What you will do
Please give back each entry below unaltered, leaving the pictures out.

(Dataset rows describing interfaces)
'''

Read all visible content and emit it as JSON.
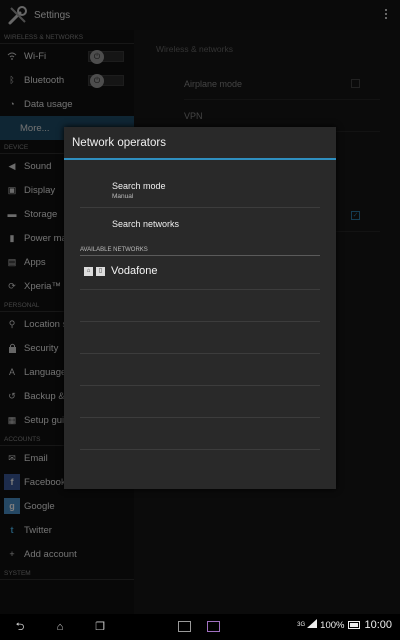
{
  "actionbar": {
    "title": "Settings"
  },
  "sidebar": {
    "sections": [
      "WIRELESS & NETWORKS",
      "DEVICE",
      "PERSONAL",
      "ACCOUNTS",
      "SYSTEM"
    ],
    "items": [
      {
        "label": "Wi-Fi",
        "icon": "wifi-icon",
        "glyph": "⌔"
      },
      {
        "label": "Bluetooth",
        "icon": "bluetooth-icon",
        "glyph": "ᛒ"
      },
      {
        "label": "Data usage",
        "icon": "data-usage-icon",
        "glyph": "◔"
      },
      {
        "label": "More...",
        "icon": "",
        "glyph": ""
      },
      {
        "label": "Sound",
        "icon": "sound-icon",
        "glyph": "◀"
      },
      {
        "label": "Display",
        "icon": "display-icon",
        "glyph": "▣"
      },
      {
        "label": "Storage",
        "icon": "storage-icon",
        "glyph": "▬"
      },
      {
        "label": "Power management",
        "icon": "power-icon",
        "glyph": "▮"
      },
      {
        "label": "Apps",
        "icon": "apps-icon",
        "glyph": "▤"
      },
      {
        "label": "Xperia™",
        "icon": "xperia-icon",
        "glyph": "⟳"
      },
      {
        "label": "Location services",
        "icon": "location-icon",
        "glyph": "⚲"
      },
      {
        "label": "Security",
        "icon": "security-icon",
        "glyph": "🔒"
      },
      {
        "label": "Language & input",
        "icon": "language-icon",
        "glyph": "A"
      },
      {
        "label": "Backup & reset",
        "icon": "backup-icon",
        "glyph": "↺"
      },
      {
        "label": "Setup guide",
        "icon": "setup-guide-icon",
        "glyph": "▦"
      },
      {
        "label": "Email",
        "icon": "email-icon",
        "glyph": "✉"
      },
      {
        "label": "Facebook",
        "icon": "facebook-icon",
        "glyph": "f"
      },
      {
        "label": "Google",
        "icon": "google-icon",
        "glyph": "g"
      },
      {
        "label": "Twitter",
        "icon": "twitter-icon",
        "glyph": "t"
      },
      {
        "label": "Add account",
        "icon": "add-icon",
        "glyph": "+"
      }
    ]
  },
  "detail": {
    "heading": "Wireless & networks",
    "rows": [
      "Airplane mode",
      "VPN"
    ]
  },
  "dialog": {
    "title": "Network operators",
    "search_mode": {
      "label": "Search mode",
      "value": "Manual"
    },
    "search_networks": "Search networks",
    "available_header": "AVAILABLE NETWORKS",
    "networks": [
      {
        "name": "Vodafone"
      }
    ]
  },
  "status": {
    "network": "3G",
    "battery": "100%",
    "time": "10:00"
  },
  "colors": {
    "accent": "#2f8fc0",
    "selected": "#1f4c68"
  }
}
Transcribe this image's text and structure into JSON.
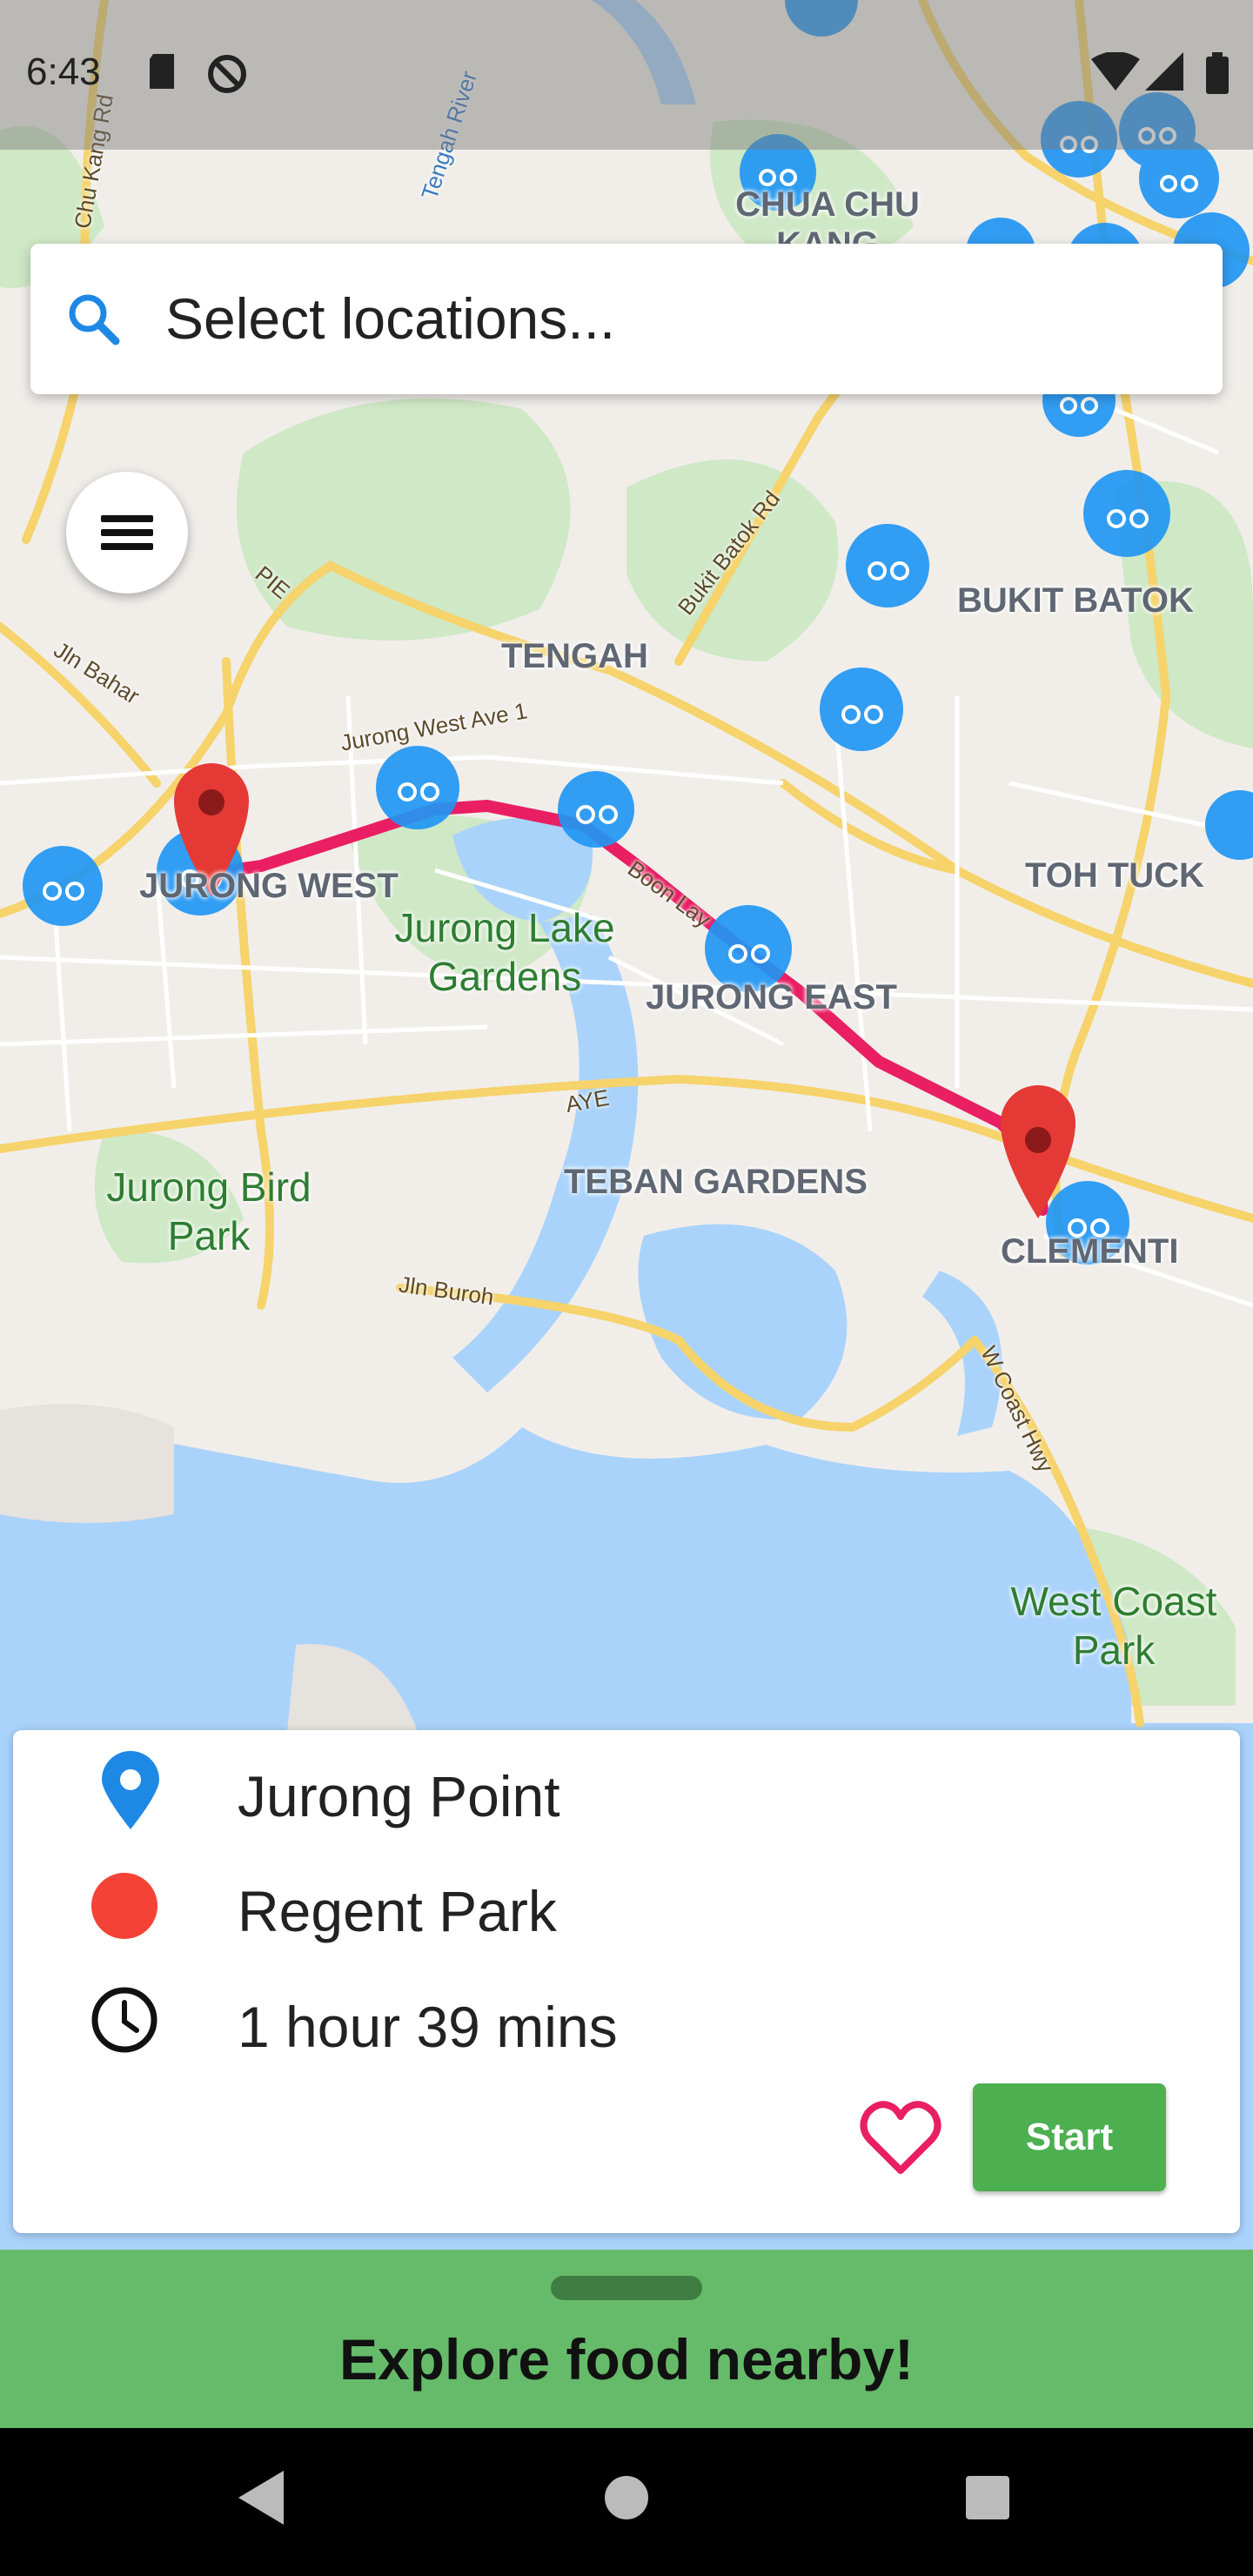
{
  "status_bar": {
    "time": "6:43",
    "icons": [
      "sd-card-icon",
      "do-not-disturb-icon",
      "wifi-icon",
      "cell-signal-icon",
      "battery-icon"
    ]
  },
  "search": {
    "placeholder": "Select locations..."
  },
  "map": {
    "areas": [
      "CHUA CHU KANG",
      "TENGAH",
      "BUKIT BATOK",
      "TOH TUCK",
      "JURONG WEST",
      "JURONG EAST",
      "TEBAN GARDENS",
      "CLEMENTI"
    ],
    "parks": [
      "Jurong Lake Gardens",
      "Jurong Bird Park",
      "West Coast Park"
    ],
    "roads": [
      "Jln Bahar",
      "PIE",
      "Bukit Batok Rd",
      "Jurong West Ave 1",
      "Boon Lay",
      "AYE",
      "Jln Buroh",
      "W Coast Hwy",
      "Tengah River",
      "Chu Kang Rd"
    ],
    "route_color": "#e91e63",
    "bike_marker_color": "#2196f3",
    "pin_color": "#e53935"
  },
  "route_card": {
    "origin": "Jurong Point",
    "destination": "Regent Park",
    "duration": "1 hour 39 mins",
    "start_label": "Start",
    "accent": "#4caf50"
  },
  "bottom_sheet": {
    "title": "Explore food nearby!"
  }
}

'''

Task response
Read all visible content and emit it as JSON.
{
  "actionbar": {
    "title": "Settings"
  },
  "sidebar": {
    "sections": [
      "WIRELESS & NETWORKS",
      "DEVICE",
      "PERSONAL",
      "ACCOUNTS",
      "SYSTEM"
    ],
    "items": [
      {
        "label": "Wi-Fi",
        "icon": "wifi-icon",
        "glyph": "⌔"
      },
      {
        "label": "Bluetooth",
        "icon": "bluetooth-icon",
        "glyph": "ᛒ"
      },
      {
        "label": "Data usage",
        "icon": "data-usage-icon",
        "glyph": "◔"
      },
      {
        "label": "More...",
        "icon": "",
        "glyph": ""
      },
      {
        "label": "Sound",
        "icon": "sound-icon",
        "glyph": "◀"
      },
      {
        "label": "Display",
        "icon": "display-icon",
        "glyph": "▣"
      },
      {
        "label": "Storage",
        "icon": "storage-icon",
        "glyph": "▬"
      },
      {
        "label": "Power management",
        "icon": "power-icon",
        "glyph": "▮"
      },
      {
        "label": "Apps",
        "icon": "apps-icon",
        "glyph": "▤"
      },
      {
        "label": "Xperia™",
        "icon": "xperia-icon",
        "glyph": "⟳"
      },
      {
        "label": "Location services",
        "icon": "location-icon",
        "glyph": "⚲"
      },
      {
        "label": "Security",
        "icon": "security-icon",
        "glyph": "🔒"
      },
      {
        "label": "Language & input",
        "icon": "language-icon",
        "glyph": "A"
      },
      {
        "label": "Backup & reset",
        "icon": "backup-icon",
        "glyph": "↺"
      },
      {
        "label": "Setup guide",
        "icon": "setup-guide-icon",
        "glyph": "▦"
      },
      {
        "label": "Email",
        "icon": "email-icon",
        "glyph": "✉"
      },
      {
        "label": "Facebook",
        "icon": "facebook-icon",
        "glyph": "f"
      },
      {
        "label": "Google",
        "icon": "google-icon",
        "glyph": "g"
      },
      {
        "label": "Twitter",
        "icon": "twitter-icon",
        "glyph": "t"
      },
      {
        "label": "Add account",
        "icon": "add-icon",
        "glyph": "+"
      }
    ]
  },
  "detail": {
    "heading": "Wireless & networks",
    "rows": [
      "Airplane mode",
      "VPN"
    ]
  },
  "dialog": {
    "title": "Network operators",
    "search_mode": {
      "label": "Search mode",
      "value": "Manual"
    },
    "search_networks": "Search networks",
    "available_header": "AVAILABLE NETWORKS",
    "networks": [
      {
        "name": "Vodafone"
      }
    ]
  },
  "status": {
    "network": "3G",
    "battery": "100%",
    "time": "10:00"
  },
  "colors": {
    "accent": "#2f8fc0",
    "selected": "#1f4c68"
  }
}
Transcribe this image's text and structure into JSON.
{
  "status_bar": {
    "time": "6:43",
    "icons": [
      "sd-card-icon",
      "do-not-disturb-icon",
      "wifi-icon",
      "cell-signal-icon",
      "battery-icon"
    ]
  },
  "search": {
    "placeholder": "Select locations..."
  },
  "map": {
    "areas": [
      "CHUA CHU KANG",
      "TENGAH",
      "BUKIT BATOK",
      "TOH TUCK",
      "JURONG WEST",
      "JURONG EAST",
      "TEBAN GARDENS",
      "CLEMENTI"
    ],
    "parks": [
      "Jurong Lake Gardens",
      "Jurong Bird Park",
      "West Coast Park"
    ],
    "roads": [
      "Jln Bahar",
      "PIE",
      "Bukit Batok Rd",
      "Jurong West Ave 1",
      "Boon Lay",
      "AYE",
      "Jln Buroh",
      "W Coast Hwy",
      "Tengah River",
      "Chu Kang Rd"
    ],
    "route_color": "#e91e63",
    "bike_marker_color": "#2196f3",
    "pin_color": "#e53935"
  },
  "route_card": {
    "origin": "Jurong Point",
    "destination": "Regent Park",
    "duration": "1 hour 39 mins",
    "start_label": "Start",
    "accent": "#4caf50"
  },
  "bottom_sheet": {
    "title": "Explore food nearby!"
  }
}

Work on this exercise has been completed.